Application Security -
It is the protection of software application code and data against cyber-attacks that application security is concerned with. Including application security in all phases of development, including the design, development, and deployment processes, is permissible and recommended.
In computing, a web application refers to software that operates on a web server and is available on the Internet to users. The client can be accessed using a web browser. Applications are forced to accept connections from clients over insecure networks by their very nature. As a result, they are exposed to a variety of vulnerabilities. As a result, many online apps are important and have important customer data, which makes them a good target for cyber criminals and a top concern for any cyber security operation.
Because of the growth of the Internet, several web application vulnerabilities have been addressed, such as the creation of HTTPS, which offers an encrypted communication channel that guards against man-in-the-middle assaults (MITM). On the other hand, many vulnerabilities persist. The Open Web Application Security Project (OWASP) has made a list of the most dangerous and common web application flaws. This list is called the OWASP Top 10 vulnerability list.
Several web application security providers have created solutions that are specifically geared to protecting online applications because of the rising challenge of web application security. A good example is the web application firewall (WAF), which is a security tool that helps you find and stop threats to the application layer.
What is the significance of application security?

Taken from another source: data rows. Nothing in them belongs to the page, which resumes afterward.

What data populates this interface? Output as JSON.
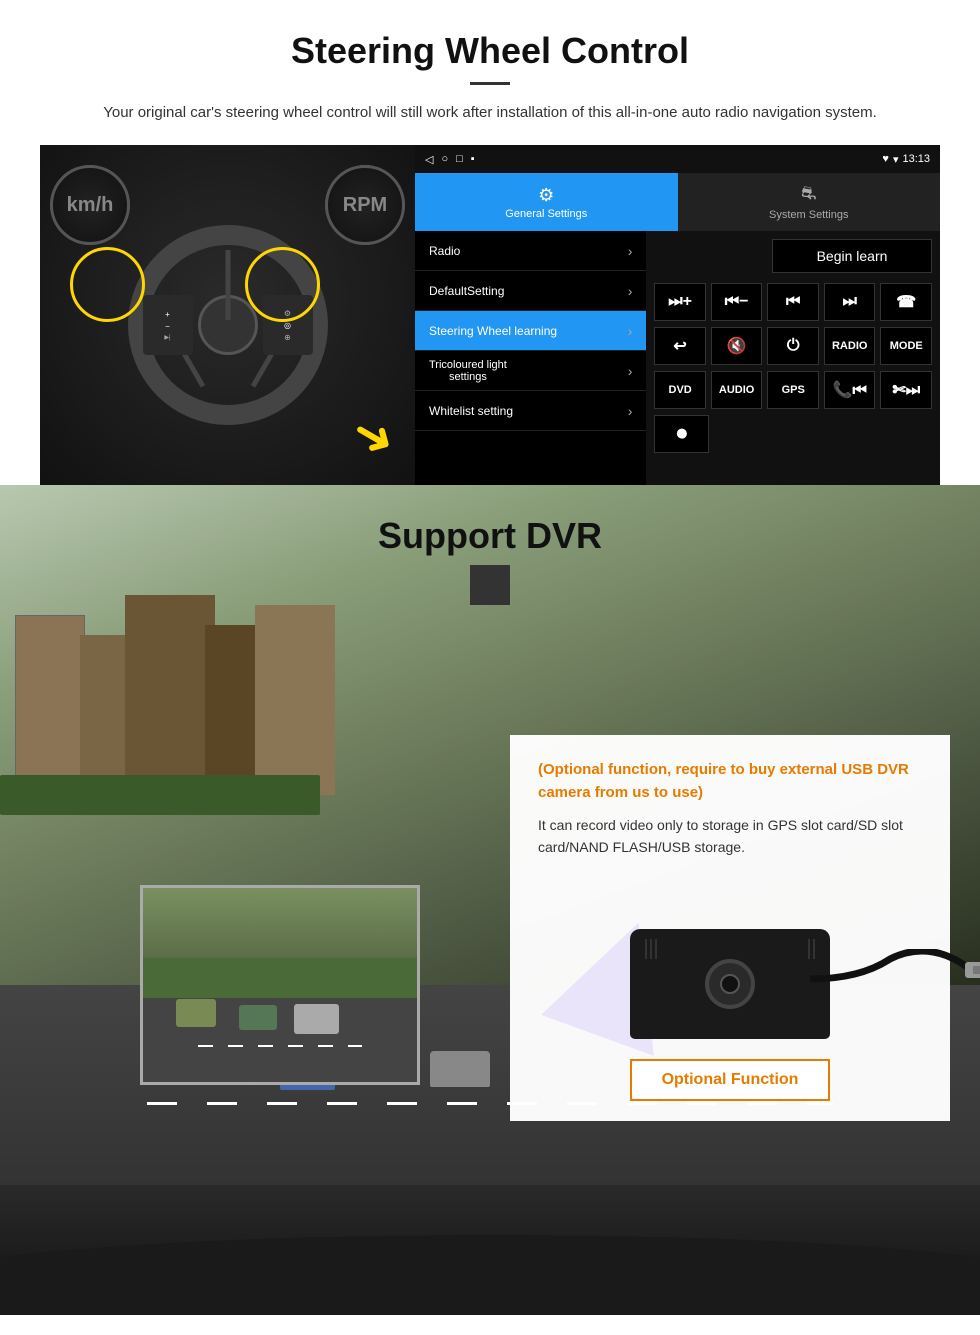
{
  "page": {
    "section1": {
      "title": "Steering Wheel Control",
      "subtitle": "Your original car's steering wheel control will still work after installation of this all-in-one auto radio navigation system.",
      "android_panel": {
        "statusbar": {
          "nav_back": "◁",
          "nav_home": "○",
          "nav_recent": "□",
          "nav_cast": "▪",
          "signal": "♥",
          "wifi": "▾",
          "time": "13:13"
        },
        "tabs": [
          {
            "id": "general",
            "icon": "⚙",
            "label": "General Settings",
            "active": true
          },
          {
            "id": "system",
            "icon": "⛐",
            "label": "System Settings",
            "active": false
          }
        ],
        "menu_items": [
          {
            "label": "Radio",
            "active": false
          },
          {
            "label": "DefaultSetting",
            "active": false
          },
          {
            "label": "Steering Wheel learning",
            "active": true
          },
          {
            "label": "Tricoloured light settings",
            "active": false
          },
          {
            "label": "Whitelist setting",
            "active": false
          }
        ]
      },
      "controls": {
        "begin_learn": "Begin learn",
        "row1": [
          "⏮+",
          "⏮−",
          "⏮⏮",
          "⏭⏭",
          "☎"
        ],
        "row2": [
          "↩",
          "🔇×",
          "⏻",
          "RADIO",
          "MODE"
        ],
        "row3": [
          "DVD",
          "AUDIO",
          "GPS",
          "📞⏮",
          "✄⏭"
        ],
        "row4": [
          "⏺"
        ]
      }
    },
    "section2": {
      "title": "Support DVR",
      "optional_text": "(Optional function, require to buy external USB DVR camera from us to use)",
      "desc_text": "It can record video only to storage in GPS slot card/SD slot card/NAND FLASH/USB storage.",
      "optional_function_label": "Optional Function"
    }
  }
}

Today’s apps are frequently accessible through a variety of networks and connected to the cloud, increasing their susceptibility to security risks and breaches. There is increasing demand and motivation to maintain security not only at the network level, but increasingly within individual applications themselves as well. One reason for this is that hackers are increasingly targeting applications with their assaults nowadays, as opposed to in the past. It can help to prevent these kinds of attacks if flaws are found at the application level.
Application security may be classified into several categories.

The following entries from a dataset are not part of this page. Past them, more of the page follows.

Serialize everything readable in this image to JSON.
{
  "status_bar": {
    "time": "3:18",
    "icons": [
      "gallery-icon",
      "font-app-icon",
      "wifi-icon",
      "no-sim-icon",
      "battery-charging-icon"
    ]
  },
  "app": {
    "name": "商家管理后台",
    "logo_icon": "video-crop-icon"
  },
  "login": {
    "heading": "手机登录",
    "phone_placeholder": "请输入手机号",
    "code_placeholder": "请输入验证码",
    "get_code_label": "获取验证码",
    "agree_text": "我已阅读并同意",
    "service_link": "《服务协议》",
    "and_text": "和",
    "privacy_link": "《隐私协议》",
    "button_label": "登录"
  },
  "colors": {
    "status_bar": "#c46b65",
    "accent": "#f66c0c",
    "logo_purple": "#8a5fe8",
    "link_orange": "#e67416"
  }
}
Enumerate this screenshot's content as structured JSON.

Authentication, authorization, encryption, logging, and application security testing are some of the several types of application security features that are available. Developers can also code apps in such a way that security risks are minimized.

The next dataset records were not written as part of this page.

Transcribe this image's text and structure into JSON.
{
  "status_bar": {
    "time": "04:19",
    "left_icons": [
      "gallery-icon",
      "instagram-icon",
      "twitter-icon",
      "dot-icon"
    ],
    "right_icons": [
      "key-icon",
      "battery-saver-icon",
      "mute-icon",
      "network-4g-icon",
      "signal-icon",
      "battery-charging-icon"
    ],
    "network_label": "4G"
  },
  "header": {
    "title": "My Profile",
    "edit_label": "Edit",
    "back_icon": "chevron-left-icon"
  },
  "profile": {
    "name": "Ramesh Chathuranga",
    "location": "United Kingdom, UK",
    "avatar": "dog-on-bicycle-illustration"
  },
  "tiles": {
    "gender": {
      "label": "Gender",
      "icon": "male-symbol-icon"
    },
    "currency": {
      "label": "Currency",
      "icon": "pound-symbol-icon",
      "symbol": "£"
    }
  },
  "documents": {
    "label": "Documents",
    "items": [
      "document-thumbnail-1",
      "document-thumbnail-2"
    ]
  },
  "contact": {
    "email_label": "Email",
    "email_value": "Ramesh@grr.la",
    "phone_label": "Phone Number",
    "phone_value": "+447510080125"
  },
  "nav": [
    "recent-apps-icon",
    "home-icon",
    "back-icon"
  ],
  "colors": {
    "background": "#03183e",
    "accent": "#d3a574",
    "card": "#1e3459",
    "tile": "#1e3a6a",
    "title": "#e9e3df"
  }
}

Authentication is the process through which software developers incorporate protocols into an application to guarantee that only authorized users have access to it. Authentication processes help to confirm that a person is who they claim to be on the internet. A user must enter both a user name and a password while attempting to access a particular program. In order to use multi-factor authentication, you must provide more than one form of identification. These factors may include things like a password, something you have (a mobile device), and something you are (a fingerprint) (a thumb print or facial recognition).
The user may be granted permission to access and use the program when he or she has successfully authenticated themselves with the system. By comparing a user’s identification with a list of authorized users, the system may determine whether the person has authorization to access the program. Because only valid user credentials are matched to the approved user list, authentication and authorization must take place before any authorization may take place.
Other security measures can prevent sensitive data from being accessed or even utilized by a cybercriminal once a user has been verified and is actively using the program. Encryption is one such step. If you use cloud-based apps, you can make sure that sensitive data isn’t stolen while it’s being sent between the end user and the cloud.
Logging: If a security breach occurs in an application, logging can assist in determining who gained access to the data and how they did so. Program log files keep track of which components of the application were accessed and by whom, and they do so in a timestamped manner.
Application security testing (AST) is the process of making sure that all these security mechanisms work well.